My Journey into Cyber Security: eJPT to eCPPT to OSCP (Part II)

Adam Goss
9 min readAug 1, 2022

In the first part of this blog article, I delved into the beginnings of my journey in cyber security. This began with starting a Master’s degree and progressed to getting my eCPPTv2 penetration testing certification. Following this, I decided to tackle the well-renowned OSCP which, despite its prevalence in the industry, has certainly divided opinions.

Now you may be wondering why I would go for the OSCP after getting what many people deem to be an equivalent entry-level penetration testing certification in the eCPPTv2, and that is a good question. At the time, and probably still, the OSCP was the defacto penetration testing certification to get if you wanted to break into the industry. It proved you had the technical skills required, you could perform under pressure (24-hour exam), and you could write a report to document your findings. All the great influences in the offensive cyber security space had the certification (Dave Kennedy, John Hammond, Neil Bridges, etc.) and it was seen as a requirement by many HR people. My ultimate goal was to get this certification so that I could get a junior penetration tester role and, with that in mind, I brought 30 days of lab access (back when that was still a thing) and began my quest for the fabled OSCP. This was around the end of August after I had submitted my eCPPTv2 report for marking and with my Master’s course officially finishing in October.

The OSCP course material is delivered in a mammoth 750-page PDF document with accompanying videos in case you get bored of reading. None of the material was revolutionary compared to what I had learned for the eCPPT. However, I was introduced to new attack paths and privilege escalation strategies that were not covered in the eCPPT. The material in this course was less focused on the technical details of hacking and, instead, looked to cover a wide array of techniques in a to-the-point fashion. This style of teaching was not particularly a bad thing but did assume more fundamental knowledge than the eCPPT. This required you to do more external research outside of the course material if you wanted to fully understand the topic the material was covering.
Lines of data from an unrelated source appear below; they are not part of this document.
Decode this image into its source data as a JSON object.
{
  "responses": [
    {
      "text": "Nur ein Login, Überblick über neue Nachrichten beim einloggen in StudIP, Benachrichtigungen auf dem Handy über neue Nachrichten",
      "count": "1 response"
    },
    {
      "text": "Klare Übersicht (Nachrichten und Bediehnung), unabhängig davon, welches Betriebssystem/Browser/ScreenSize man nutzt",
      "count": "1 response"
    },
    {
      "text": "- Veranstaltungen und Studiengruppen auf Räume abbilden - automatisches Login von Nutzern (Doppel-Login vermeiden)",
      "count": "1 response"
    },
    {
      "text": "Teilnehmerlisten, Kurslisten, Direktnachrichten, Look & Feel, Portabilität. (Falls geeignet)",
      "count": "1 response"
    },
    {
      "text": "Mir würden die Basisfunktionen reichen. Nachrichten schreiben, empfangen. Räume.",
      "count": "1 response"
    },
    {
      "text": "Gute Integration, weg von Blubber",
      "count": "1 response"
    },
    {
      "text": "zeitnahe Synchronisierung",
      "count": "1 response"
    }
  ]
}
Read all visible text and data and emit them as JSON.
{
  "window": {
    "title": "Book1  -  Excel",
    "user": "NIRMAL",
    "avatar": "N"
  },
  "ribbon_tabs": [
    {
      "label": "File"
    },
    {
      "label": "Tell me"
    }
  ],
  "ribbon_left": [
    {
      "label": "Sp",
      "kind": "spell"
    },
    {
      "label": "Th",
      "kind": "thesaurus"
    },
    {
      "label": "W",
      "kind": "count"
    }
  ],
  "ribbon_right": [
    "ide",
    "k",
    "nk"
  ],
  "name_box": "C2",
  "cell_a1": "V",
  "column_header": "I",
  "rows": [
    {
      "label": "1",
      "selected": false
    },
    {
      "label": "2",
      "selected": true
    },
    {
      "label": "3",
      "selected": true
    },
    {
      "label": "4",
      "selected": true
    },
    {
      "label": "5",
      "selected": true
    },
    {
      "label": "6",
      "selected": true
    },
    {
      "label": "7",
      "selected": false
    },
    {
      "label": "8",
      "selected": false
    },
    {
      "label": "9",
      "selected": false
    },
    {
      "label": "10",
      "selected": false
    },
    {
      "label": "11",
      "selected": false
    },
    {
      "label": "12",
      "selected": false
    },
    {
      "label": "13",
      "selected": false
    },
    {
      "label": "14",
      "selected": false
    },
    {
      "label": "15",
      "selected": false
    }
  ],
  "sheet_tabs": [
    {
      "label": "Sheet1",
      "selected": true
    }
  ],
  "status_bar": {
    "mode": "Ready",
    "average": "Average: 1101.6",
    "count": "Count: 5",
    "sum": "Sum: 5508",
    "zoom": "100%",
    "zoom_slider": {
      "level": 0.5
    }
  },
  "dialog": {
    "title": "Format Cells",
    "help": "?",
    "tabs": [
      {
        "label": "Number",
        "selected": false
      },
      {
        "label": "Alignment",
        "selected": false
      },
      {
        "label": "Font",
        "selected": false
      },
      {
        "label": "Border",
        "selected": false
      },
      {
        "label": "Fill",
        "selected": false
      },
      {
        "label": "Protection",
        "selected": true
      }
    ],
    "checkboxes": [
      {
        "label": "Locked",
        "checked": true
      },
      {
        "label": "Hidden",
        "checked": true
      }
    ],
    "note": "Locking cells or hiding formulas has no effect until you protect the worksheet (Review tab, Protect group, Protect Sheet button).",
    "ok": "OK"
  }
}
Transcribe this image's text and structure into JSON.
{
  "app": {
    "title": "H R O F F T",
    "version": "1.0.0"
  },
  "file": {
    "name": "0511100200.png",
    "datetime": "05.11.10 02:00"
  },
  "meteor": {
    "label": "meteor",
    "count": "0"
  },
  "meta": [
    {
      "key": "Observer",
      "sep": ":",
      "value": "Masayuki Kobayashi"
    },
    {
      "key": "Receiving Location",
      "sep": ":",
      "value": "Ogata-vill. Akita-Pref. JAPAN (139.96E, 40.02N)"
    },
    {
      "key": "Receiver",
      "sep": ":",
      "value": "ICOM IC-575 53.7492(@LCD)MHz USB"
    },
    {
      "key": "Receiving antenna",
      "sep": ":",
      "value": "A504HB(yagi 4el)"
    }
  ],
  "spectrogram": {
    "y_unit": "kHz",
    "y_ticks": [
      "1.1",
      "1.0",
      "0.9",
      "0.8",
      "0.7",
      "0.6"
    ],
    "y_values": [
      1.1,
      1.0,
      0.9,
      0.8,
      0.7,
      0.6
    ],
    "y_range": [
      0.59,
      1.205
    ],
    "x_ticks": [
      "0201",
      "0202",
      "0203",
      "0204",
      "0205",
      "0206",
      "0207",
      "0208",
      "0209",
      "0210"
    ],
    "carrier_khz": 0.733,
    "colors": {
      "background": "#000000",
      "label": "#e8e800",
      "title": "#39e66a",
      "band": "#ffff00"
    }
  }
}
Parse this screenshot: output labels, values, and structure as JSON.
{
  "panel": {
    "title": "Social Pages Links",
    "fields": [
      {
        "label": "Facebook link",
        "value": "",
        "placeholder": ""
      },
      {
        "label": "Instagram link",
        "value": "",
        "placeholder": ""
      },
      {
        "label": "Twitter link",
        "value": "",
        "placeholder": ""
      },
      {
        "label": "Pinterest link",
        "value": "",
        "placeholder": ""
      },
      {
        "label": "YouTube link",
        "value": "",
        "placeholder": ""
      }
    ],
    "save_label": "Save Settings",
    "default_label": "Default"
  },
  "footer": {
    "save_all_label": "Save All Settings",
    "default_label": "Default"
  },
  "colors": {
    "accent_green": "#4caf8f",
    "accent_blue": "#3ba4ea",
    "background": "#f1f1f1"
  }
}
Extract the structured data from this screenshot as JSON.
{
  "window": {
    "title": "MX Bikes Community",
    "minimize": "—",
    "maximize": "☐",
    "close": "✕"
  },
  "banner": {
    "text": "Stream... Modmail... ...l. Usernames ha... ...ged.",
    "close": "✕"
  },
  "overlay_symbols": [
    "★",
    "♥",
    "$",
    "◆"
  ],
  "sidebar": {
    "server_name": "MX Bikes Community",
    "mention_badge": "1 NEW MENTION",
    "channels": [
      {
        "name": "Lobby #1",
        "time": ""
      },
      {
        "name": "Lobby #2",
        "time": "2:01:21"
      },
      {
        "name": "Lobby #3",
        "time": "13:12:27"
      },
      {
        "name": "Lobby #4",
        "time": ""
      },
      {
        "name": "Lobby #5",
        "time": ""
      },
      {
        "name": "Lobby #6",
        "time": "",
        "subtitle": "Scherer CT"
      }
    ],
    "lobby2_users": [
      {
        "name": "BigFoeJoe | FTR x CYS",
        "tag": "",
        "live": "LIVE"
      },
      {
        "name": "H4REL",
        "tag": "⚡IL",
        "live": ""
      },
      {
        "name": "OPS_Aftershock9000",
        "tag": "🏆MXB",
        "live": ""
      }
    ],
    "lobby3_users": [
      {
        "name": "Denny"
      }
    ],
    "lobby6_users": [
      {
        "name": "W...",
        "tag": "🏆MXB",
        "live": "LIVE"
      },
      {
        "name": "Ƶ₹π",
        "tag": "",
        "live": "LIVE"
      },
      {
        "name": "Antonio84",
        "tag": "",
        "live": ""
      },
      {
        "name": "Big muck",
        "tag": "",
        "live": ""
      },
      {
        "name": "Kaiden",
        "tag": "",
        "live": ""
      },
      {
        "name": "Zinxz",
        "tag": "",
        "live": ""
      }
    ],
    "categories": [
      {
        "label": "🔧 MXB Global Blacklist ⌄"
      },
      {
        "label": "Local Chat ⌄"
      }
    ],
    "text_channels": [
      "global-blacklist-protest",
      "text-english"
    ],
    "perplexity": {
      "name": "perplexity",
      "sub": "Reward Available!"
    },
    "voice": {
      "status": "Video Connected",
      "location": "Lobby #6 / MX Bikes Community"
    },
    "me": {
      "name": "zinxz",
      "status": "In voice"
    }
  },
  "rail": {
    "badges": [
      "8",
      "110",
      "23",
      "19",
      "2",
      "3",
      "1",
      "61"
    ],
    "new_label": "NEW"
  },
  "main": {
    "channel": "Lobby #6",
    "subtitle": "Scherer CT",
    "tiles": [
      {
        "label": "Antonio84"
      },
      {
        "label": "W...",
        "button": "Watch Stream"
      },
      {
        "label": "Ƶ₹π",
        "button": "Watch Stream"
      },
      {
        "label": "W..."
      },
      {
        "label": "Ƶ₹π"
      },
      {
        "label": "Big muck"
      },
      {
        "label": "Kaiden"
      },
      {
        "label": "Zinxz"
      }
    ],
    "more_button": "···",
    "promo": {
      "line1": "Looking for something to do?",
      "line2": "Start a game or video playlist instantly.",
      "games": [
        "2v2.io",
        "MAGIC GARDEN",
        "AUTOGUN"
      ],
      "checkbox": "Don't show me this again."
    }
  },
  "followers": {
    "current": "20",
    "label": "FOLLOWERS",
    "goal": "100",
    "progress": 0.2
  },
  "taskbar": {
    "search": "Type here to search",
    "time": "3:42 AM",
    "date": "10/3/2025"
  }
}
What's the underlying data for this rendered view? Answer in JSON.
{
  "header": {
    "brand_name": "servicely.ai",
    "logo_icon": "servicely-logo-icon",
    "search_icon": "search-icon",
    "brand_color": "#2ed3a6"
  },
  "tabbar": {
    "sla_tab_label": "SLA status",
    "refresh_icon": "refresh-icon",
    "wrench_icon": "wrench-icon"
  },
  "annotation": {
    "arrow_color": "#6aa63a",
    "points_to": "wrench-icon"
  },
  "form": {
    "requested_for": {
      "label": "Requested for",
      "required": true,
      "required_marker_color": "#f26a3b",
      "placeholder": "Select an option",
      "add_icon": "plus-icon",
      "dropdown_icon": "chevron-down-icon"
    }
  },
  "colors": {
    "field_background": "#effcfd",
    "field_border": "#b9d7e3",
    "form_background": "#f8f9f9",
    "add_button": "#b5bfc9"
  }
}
Once I had completed the course material I could begin practicing what I had learned in the lab environment. This lab environment…

Adam Goss

Cyber Security Professional | Red Teamer | Adversary Emulator | Malware Analysis | Threat Hunter | Threat Intelligence